- RECORDS FOR THE EXERCISE -
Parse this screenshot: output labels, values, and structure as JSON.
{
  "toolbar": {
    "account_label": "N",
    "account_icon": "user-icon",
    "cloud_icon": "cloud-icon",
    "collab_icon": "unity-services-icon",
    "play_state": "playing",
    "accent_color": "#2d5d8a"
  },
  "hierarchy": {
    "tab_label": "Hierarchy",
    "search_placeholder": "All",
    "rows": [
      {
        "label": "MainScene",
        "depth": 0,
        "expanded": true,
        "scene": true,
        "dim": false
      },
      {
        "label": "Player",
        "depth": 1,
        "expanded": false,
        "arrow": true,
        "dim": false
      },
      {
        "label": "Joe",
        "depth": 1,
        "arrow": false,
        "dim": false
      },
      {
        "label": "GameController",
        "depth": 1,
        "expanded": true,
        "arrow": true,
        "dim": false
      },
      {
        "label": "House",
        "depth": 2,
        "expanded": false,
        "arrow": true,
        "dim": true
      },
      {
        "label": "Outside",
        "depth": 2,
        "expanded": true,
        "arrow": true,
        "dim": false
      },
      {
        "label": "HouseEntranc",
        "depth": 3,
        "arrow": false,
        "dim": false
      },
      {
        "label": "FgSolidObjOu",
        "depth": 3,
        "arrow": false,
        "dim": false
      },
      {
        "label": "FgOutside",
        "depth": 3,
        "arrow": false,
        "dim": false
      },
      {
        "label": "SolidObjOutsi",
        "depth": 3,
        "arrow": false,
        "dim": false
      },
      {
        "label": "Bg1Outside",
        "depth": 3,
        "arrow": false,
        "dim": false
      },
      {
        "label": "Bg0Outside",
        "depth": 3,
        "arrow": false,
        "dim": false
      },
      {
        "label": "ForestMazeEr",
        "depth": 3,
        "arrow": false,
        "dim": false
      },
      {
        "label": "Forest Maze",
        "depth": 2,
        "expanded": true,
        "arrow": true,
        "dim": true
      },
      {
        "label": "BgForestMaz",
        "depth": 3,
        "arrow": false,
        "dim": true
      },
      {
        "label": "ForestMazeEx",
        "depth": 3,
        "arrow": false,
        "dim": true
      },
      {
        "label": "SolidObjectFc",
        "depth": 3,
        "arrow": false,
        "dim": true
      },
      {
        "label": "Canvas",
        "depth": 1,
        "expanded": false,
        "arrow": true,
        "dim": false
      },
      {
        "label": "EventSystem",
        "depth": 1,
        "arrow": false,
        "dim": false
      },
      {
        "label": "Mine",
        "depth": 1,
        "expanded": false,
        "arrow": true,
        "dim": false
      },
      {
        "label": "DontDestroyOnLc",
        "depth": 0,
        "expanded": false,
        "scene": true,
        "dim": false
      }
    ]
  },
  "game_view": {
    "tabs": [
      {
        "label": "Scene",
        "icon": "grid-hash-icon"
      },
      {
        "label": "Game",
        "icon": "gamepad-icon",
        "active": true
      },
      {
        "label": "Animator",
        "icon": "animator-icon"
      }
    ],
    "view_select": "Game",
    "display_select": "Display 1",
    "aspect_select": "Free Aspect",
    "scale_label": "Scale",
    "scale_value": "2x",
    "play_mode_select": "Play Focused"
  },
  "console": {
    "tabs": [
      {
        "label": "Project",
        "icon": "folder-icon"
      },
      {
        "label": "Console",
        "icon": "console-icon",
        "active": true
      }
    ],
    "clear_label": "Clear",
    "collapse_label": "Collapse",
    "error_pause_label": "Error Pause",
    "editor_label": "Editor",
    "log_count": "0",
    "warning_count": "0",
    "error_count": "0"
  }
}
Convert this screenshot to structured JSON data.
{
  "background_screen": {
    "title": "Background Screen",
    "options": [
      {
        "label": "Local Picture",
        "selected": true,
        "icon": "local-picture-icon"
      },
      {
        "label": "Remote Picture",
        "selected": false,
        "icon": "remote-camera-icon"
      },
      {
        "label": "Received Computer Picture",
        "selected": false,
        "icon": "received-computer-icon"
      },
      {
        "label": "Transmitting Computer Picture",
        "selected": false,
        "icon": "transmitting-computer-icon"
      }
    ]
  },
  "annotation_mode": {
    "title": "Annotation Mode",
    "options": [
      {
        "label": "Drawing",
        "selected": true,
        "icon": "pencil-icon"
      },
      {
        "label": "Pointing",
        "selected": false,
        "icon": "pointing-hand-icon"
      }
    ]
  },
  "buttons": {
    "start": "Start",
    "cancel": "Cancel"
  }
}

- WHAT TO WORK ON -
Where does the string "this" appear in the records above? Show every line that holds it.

- RESPONSE TO THE TASK -
Parse this screenshot: output labels, values, and structure as JSON.
Convert this screenshot to structured JSON data.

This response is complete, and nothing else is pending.